%%

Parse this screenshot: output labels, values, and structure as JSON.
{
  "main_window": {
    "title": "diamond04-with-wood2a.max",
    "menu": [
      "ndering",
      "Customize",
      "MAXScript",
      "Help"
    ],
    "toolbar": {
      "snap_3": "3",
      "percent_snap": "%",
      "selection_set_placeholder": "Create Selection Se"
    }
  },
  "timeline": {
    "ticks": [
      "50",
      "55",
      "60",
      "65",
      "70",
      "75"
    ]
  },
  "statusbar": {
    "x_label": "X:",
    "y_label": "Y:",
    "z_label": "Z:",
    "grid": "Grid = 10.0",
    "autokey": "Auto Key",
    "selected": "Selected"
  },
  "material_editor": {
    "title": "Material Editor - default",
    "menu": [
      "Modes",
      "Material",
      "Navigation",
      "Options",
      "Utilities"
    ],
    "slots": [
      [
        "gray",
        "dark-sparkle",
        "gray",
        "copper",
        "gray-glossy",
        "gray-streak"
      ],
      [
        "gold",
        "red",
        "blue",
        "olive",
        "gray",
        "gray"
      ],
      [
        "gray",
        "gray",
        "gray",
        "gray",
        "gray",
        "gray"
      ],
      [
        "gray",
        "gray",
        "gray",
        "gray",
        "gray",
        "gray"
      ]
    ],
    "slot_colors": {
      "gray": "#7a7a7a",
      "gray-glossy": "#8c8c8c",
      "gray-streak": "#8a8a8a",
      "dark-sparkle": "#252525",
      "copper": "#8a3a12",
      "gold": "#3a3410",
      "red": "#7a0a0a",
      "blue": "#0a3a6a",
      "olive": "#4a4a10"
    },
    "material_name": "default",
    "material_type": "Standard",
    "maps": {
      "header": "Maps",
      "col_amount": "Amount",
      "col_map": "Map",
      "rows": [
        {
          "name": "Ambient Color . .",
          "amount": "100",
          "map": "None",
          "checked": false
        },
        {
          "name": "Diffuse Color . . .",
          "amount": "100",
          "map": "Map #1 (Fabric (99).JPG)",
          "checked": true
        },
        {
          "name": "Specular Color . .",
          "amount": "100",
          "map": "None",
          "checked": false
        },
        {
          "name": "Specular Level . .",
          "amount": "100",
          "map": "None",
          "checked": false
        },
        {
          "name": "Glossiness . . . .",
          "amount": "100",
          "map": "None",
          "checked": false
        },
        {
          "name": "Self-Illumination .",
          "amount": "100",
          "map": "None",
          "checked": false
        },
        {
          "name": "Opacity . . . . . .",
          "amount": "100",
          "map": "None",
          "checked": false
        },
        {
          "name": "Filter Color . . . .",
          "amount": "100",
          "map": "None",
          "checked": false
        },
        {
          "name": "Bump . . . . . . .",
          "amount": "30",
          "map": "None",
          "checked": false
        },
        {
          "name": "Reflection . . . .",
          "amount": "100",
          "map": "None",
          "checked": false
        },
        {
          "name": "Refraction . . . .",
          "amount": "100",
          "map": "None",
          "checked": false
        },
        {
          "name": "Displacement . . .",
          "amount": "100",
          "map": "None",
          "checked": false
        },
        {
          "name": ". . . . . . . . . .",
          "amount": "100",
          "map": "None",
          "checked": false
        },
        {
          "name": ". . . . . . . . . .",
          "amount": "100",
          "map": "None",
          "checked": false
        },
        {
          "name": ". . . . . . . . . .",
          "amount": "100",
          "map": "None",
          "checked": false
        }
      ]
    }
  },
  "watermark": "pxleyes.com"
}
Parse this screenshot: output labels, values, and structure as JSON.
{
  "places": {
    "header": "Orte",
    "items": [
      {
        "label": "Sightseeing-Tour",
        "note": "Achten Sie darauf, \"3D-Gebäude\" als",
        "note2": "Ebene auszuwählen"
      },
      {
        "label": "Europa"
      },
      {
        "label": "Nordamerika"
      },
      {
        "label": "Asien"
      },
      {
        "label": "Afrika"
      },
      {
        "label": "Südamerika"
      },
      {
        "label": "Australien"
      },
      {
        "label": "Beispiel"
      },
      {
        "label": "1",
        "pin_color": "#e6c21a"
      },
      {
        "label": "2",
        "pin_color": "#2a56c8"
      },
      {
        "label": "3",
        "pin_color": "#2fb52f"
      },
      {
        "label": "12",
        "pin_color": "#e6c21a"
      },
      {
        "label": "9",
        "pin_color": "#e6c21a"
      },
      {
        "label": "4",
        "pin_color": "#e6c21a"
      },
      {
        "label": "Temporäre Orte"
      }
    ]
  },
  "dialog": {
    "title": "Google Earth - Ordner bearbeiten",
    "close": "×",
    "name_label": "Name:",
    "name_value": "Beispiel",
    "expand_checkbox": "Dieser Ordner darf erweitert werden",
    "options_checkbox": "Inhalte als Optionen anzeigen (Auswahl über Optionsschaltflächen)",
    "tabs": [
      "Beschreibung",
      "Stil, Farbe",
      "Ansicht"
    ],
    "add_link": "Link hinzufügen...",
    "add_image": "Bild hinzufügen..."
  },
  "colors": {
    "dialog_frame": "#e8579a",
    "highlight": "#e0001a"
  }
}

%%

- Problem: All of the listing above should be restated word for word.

- Reply:
Parse this screenshot: output labels, values, and structure as JSON.
{
  "main_window": {
    "title": "diamond04-with-wood2a.max",
    "menu": [
      "ndering",
      "Customize",
      "MAXScript",
      "Help"
    ],
    "toolbar": {
      "snap_3": "3",
      "percent_snap": "%",
      "selection_set_placeholder": "Create Selection Se"
    }
  },
  "timeline": {
    "ticks": [
      "50",
      "55",
      "60",
      "65",
      "70",
      "75"
    ]
  },
  "statusbar": {
    "x_label": "X:",
    "y_label": "Y:",
    "z_label": "Z:",
    "grid": "Grid = 10.0",
    "autokey": "Auto Key",
    "selected": "Selected"
  },
  "material_editor": {
    "title": "Material Editor - default",
    "menu": [
      "Modes",
      "Material",
      "Navigation",
      "Options",
      "Utilities"
    ],
    "slots": [
      [
        "gray",
        "dark-sparkle",
        "gray",
        "copper",
        "gray-glossy",
        "gray-streak"
      ],
      [
        "gold",
        "red",
        "blue",
        "olive",
        "gray",
        "gray"
      ],
      [
        "gray",
        "gray",
        "gray",
        "gray",
        "gray",
        "gray"
      ],
      [
        "gray",
        "gray",
        "gray",
        "gray",
        "gray",
        "gray"
      ]
    ],
    "slot_colors": {
      "gray": "#7a7a7a",
      "gray-glossy": "#8c8c8c",
      "gray-streak": "#8a8a8a",
      "dark-sparkle": "#252525",
      "copper": "#8a3a12",
      "gold": "#3a3410",
      "red": "#7a0a0a",
      "blue": "#0a3a6a",
      "olive": "#4a4a10"
    },
    "material_name": "default",
    "material_type": "Standard",
    "maps": {
      "header": "Maps",
      "col_amount": "Amount",
      "col_map": "Map",
      "rows": [
        {
          "name": "Ambient Color . .",
          "amount": "100",
          "map": "None",
          "checked": false
        },
        {
          "name": "Diffuse Color . . .",
          "amount": "100",
          "map": "Map #1 (Fabric (99).JPG)",
          "checked": true
        },
        {
          "name": "Specular Color . .",
          "amount": "100",
          "map": "None",
          "checked": false
        },
        {
          "name": "Specular Level . .",
          "amount": "100",
          "map": "None",
          "checked": false
        },
        {
          "name": "Glossiness . . . .",
          "amount": "100",
          "map": "None",
          "checked": false
        },
        {
          "name": "Self-Illumination .",
          "amount": "100",
          "map": "None",
          "checked": false
        },
        {
          "name": "Opacity . . . . . .",
          "amount": "100",
          "map": "None",
          "checked": false
        },
        {
          "name": "Filter Color . . . .",
          "amount": "100",
          "map": "None",
          "checked": false
        },
        {
          "name": "Bump . . . . . . .",
          "amount": "30",
          "map": "None",
          "checked": false
        },
        {
          "name": "Reflection . . . .",
          "amount": "100",
          "map": "None",
          "checked": false
        },
        {
          "name": "Refraction . . . .",
          "amount": "100",
          "map": "None",
          "checked": false
        },
        {
          "name": "Displacement . . .",
          "amount": "100",
          "map": "None",
          "checked": false
        },
        {
          "name": ". . . . . . . . . .",
          "amount": "100",
          "map": "None",
          "checked": false
        },
        {
          "name": ". . . . . . . . . .",
          "amount": "100",
          "map": "None",
          "checked": false
        },
        {
          "name": ". . . . . . . . . .",
          "amount": "100",
          "map": "None",
          "checked": false
        }
      ]
    }
  },
  "watermark": "pxleyes.com"
}
Parse this screenshot: output labels, values, and structure as JSON.
{
  "places": {
    "header": "Orte",
    "items": [
      {
        "label": "Sightseeing-Tour",
        "note": "Achten Sie darauf, \"3D-Gebäude\" als",
        "note2": "Ebene auszuwählen"
      },
      {
        "label": "Europa"
      },
      {
        "label": "Nordamerika"
      },
      {
        "label": "Asien"
      },
      {
        "label": "Afrika"
      },
      {
        "label": "Südamerika"
      },
      {
        "label": "Australien"
      },
      {
        "label": "Beispiel"
      },
      {
        "label": "1",
        "pin_color": "#e6c21a"
      },
      {
        "label": "2",
        "pin_color": "#2a56c8"
      },
      {
        "label": "3",
        "pin_color": "#2fb52f"
      },
      {
        "label": "12",
        "pin_color": "#e6c21a"
      },
      {
        "label": "9",
        "pin_color": "#e6c21a"
      },
      {
        "label": "4",
        "pin_color": "#e6c21a"
      },
      {
        "label": "Temporäre Orte"
      }
    ]
  },
  "dialog": {
    "title": "Google Earth - Ordner bearbeiten",
    "close": "×",
    "name_label": "Name:",
    "name_value": "Beispiel",
    "expand_checkbox": "Dieser Ordner darf erweitert werden",
    "options_checkbox": "Inhalte als Optionen anzeigen (Auswahl über Optionsschaltflächen)",
    "tabs": [
      "Beschreibung",
      "Stil, Farbe",
      "Ansicht"
    ],
    "add_link": "Link hinzufügen...",
    "add_image": "Bild hinzufügen..."
  },
  "colors": {
    "dialog_frame": "#e8579a",
    "highlight": "#e0001a"
  }
}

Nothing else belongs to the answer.